News follows Venice wins for Scottish practices Do Architecture, GRAS, Stone Opera and Pidgin Perfect
Scotland has launched a public consultation on the future of architecture and placemaking in the country.
Culture secretary Fiona Hyslop described it as an “opportunity to build a better world”.
She announced the consultation at an international design summit held this week at The Lighthouse in Glasgow and attended by 140 leading architects, local authority planning directors and other built environment professionals, students and organisations.
The public will have until September 7 to make their comments which will then shape Scottish policy.
Hyslop said good architecture and design generate £1.3 billion a year for the Scottish economy and strengthen communities by enriching lives and helping people and businesses flourish.
“We want to encourage the creation of buildings and places with which people can identify,” she added.
“This consultation on our new architecture and placemaking policy will, quite literally, shape Scotland’s future. It is an opportunity to build a better world and I urge everyone to have their say.”

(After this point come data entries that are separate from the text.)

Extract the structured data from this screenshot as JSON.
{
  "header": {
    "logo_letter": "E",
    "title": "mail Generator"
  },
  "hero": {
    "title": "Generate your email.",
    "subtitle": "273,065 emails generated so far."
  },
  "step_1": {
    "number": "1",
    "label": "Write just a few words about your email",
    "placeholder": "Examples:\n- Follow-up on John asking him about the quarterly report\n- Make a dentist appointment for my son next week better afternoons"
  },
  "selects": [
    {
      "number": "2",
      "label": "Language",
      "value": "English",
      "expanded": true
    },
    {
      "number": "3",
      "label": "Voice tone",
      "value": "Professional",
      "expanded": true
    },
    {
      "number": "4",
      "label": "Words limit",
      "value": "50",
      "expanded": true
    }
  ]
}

Karen Anderson, chair of Architecture and Design Scotland (A+DS), welcomed the process saying: “By engaging with as wide an audience as possible to create a strategic vision for the future of our built environment, the Scottish Government is showing its commitment to ensuring that architecture and place continue to play an important part in the sustainable development of Scotland.”
The consultation takes place alongside an exhibition curated by A+DS at The Lighthouse called Input and Ideas: Rethinking Scotland’s Policy on Architecture and Place.
The news comes as four young Glasgow practices won the chance to represent Scotland at the Venice Architecture Biennale.
Do Architecture, GRAS design studio, Stone Opera and Pidgin Perfect are designing events to engage communities in Venice and to showcase cutting-edge ideas that have emerged in Scotland in recent years.